Many people are concerned about increases in elbow pain and injuries in youth pitchers. Pitching lessons aim to help players learn the proper way to pitch in an effort to help prevent injuries.Naturally, there are many ways pitchers can injure their elbows while throwing. However, there are two main culprits behind elbow pain: overuse and improper biomechanics.
Many pitchers get Tommy John surgery to repair arm injuries. The recovery often keeps the player out of action for the equivalent of a full season or longer. But the wait is usually worth it because the pitcher’s arm can be stronger when he returns. That is a good thing about the surgery, but some people think it’s cheating.
A 2015 study in the American Journal of Sports Medicine found athletes between the ages of 15 to 19 accounted for 56.8% of all Tommy John procedures.Even though the pandemic shut down spring training, professional pitchers were still throwing a lot in preparation for a shortened season amid the pandemic.Pitchers’ arms in particular are tired after throwing fastballs with full force and curve balls using a twisting arm motion to get the ball to break and spin.

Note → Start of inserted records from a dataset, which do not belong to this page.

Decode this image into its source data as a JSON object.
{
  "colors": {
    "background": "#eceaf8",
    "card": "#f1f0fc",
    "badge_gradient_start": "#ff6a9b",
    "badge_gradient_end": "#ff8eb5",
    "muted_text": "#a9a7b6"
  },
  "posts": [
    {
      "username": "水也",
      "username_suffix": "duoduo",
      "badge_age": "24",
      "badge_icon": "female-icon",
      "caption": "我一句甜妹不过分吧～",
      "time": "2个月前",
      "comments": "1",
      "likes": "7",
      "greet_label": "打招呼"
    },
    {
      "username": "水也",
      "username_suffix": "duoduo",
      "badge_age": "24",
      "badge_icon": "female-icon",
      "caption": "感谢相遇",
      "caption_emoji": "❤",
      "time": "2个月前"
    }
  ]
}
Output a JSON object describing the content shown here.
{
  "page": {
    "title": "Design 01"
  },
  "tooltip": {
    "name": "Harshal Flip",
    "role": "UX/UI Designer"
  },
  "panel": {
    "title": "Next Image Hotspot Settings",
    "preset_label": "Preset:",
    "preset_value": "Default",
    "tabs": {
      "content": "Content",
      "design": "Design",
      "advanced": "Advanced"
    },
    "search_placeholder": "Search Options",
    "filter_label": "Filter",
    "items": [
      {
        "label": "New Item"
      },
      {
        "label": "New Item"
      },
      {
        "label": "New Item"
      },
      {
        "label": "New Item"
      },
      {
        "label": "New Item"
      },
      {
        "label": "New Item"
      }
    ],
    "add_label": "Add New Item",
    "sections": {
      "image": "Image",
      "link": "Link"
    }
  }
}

For more than 4 decades, reconstruction of the ulnar collateral ligament (UCL) using some type of autograft tissue has been the standard of care for UCL-injured athletes. This article reviews the history of UCL repair including the rationale for the revival of interest in primary repair of the UCL as an option for the treatment of select athletes as well as the early clinical results indicating the short-term successful outcomes of the procedure in properly selected athletes.